======== Records for this exercise ========

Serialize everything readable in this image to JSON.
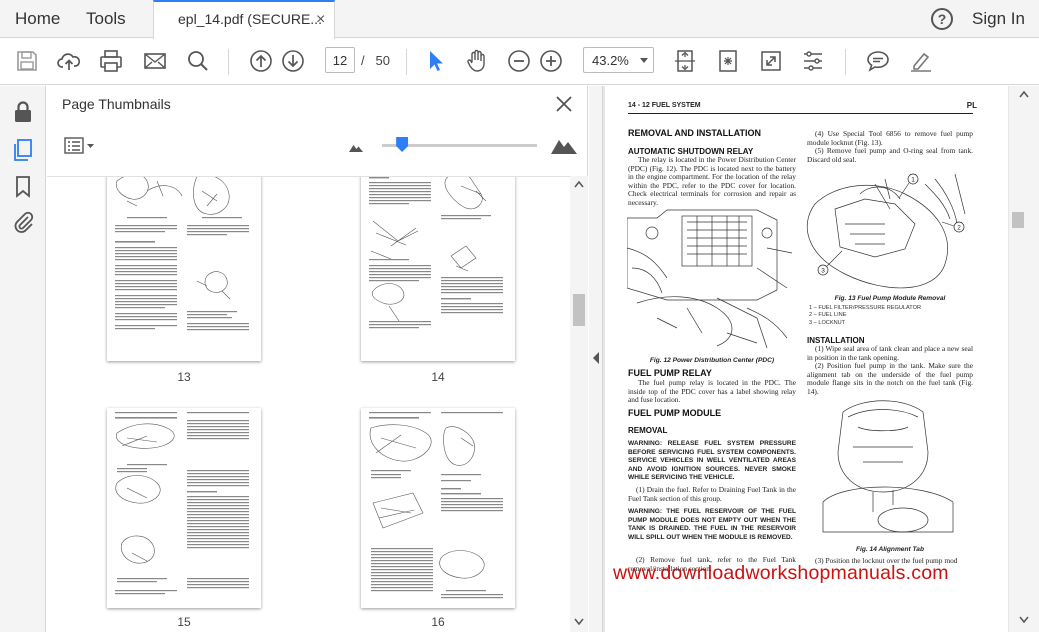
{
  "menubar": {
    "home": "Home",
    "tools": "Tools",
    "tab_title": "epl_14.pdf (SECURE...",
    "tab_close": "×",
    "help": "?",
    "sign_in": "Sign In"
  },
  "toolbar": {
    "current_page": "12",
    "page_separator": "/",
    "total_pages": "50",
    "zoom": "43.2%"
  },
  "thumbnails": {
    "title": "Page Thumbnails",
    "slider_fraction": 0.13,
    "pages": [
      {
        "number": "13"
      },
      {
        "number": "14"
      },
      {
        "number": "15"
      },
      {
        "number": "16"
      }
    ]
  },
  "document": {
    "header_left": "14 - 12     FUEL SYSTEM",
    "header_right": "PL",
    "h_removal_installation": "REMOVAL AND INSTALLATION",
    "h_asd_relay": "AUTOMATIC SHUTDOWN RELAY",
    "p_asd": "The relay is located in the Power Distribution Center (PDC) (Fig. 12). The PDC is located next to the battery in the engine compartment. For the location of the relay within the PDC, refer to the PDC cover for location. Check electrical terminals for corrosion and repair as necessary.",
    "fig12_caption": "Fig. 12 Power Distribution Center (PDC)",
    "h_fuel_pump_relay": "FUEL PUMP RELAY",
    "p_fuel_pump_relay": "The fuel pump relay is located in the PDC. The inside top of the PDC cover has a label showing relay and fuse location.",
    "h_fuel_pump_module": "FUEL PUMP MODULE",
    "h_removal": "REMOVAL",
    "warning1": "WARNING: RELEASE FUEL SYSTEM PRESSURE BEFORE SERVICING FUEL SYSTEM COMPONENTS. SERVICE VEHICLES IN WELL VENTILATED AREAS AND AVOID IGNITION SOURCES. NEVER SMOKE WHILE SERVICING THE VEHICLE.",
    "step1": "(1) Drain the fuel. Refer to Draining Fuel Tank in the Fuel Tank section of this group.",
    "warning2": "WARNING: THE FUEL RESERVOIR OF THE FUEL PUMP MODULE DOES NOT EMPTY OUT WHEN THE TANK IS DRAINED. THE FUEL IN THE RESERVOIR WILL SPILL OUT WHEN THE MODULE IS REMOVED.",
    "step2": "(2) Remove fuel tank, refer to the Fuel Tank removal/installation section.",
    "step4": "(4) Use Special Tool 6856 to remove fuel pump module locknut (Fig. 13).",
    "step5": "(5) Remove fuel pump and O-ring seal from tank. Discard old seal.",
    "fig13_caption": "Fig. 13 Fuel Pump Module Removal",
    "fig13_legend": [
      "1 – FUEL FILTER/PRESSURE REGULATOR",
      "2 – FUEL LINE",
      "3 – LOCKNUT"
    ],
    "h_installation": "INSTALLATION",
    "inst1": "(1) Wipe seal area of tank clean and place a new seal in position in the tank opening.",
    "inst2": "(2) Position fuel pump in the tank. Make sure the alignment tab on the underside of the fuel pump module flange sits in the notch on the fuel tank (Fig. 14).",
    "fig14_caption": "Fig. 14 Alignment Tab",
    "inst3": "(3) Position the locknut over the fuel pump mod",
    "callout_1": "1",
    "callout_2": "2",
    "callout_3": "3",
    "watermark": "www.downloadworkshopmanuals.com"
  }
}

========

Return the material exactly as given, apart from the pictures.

> Output below:
Serialize everything readable in this image to JSON.
{
  "menubar": {
    "home": "Home",
    "tools": "Tools",
    "tab_title": "epl_14.pdf (SECURE...",
    "tab_close": "×",
    "help": "?",
    "sign_in": "Sign In"
  },
  "toolbar": {
    "current_page": "12",
    "page_separator": "/",
    "total_pages": "50",
    "zoom": "43.2%"
  },
  "thumbnails": {
    "title": "Page Thumbnails",
    "slider_fraction": 0.13,
    "pages": [
      {
        "number": "13"
      },
      {
        "number": "14"
      },
      {
        "number": "15"
      },
      {
        "number": "16"
      }
    ]
  },
  "document": {
    "header_left": "14 - 12     FUEL SYSTEM",
    "header_right": "PL",
    "h_removal_installation": "REMOVAL AND INSTALLATION",
    "h_asd_relay": "AUTOMATIC SHUTDOWN RELAY",
    "p_asd": "The relay is located in the Power Distribution Center (PDC) (Fig. 12). The PDC is located next to the battery in the engine compartment. For the location of the relay within the PDC, refer to the PDC cover for location. Check electrical terminals for corrosion and repair as necessary.",
    "fig12_caption": "Fig. 12 Power Distribution Center (PDC)",
    "h_fuel_pump_relay": "FUEL PUMP RELAY",
    "p_fuel_pump_relay": "The fuel pump relay is located in the PDC. The inside top of the PDC cover has a label showing relay and fuse location.",
    "h_fuel_pump_module": "FUEL PUMP MODULE",
    "h_removal": "REMOVAL",
    "warning1": "WARNING: RELEASE FUEL SYSTEM PRESSURE BEFORE SERVICING FUEL SYSTEM COMPONENTS. SERVICE VEHICLES IN WELL VENTILATED AREAS AND AVOID IGNITION SOURCES. NEVER SMOKE WHILE SERVICING THE VEHICLE.",
    "step1": "(1) Drain the fuel. Refer to Draining Fuel Tank in the Fuel Tank section of this group.",
    "warning2": "WARNING: THE FUEL RESERVOIR OF THE FUEL PUMP MODULE DOES NOT EMPTY OUT WHEN THE TANK IS DRAINED. THE FUEL IN THE RESERVOIR WILL SPILL OUT WHEN THE MODULE IS REMOVED.",
    "step2": "(2) Remove fuel tank, refer to the Fuel Tank removal/installation section.",
    "step4": "(4) Use Special Tool 6856 to remove fuel pump module locknut (Fig. 13).",
    "step5": "(5) Remove fuel pump and O-ring seal from tank. Discard old seal.",
    "fig13_caption": "Fig. 13 Fuel Pump Module Removal",
    "fig13_legend": [
      "1 – FUEL FILTER/PRESSURE REGULATOR",
      "2 – FUEL LINE",
      "3 – LOCKNUT"
    ],
    "h_installation": "INSTALLATION",
    "inst1": "(1) Wipe seal area of tank clean and place a new seal in position in the tank opening.",
    "inst2": "(2) Position fuel pump in the tank. Make sure the alignment tab on the underside of the fuel pump module flange sits in the notch on the fuel tank (Fig. 14).",
    "fig14_caption": "Fig. 14 Alignment Tab",
    "inst3": "(3) Position the locknut over the fuel pump mod",
    "callout_1": "1",
    "callout_2": "2",
    "callout_3": "3",
    "watermark": "www.downloadworkshopmanuals.com"
  }
}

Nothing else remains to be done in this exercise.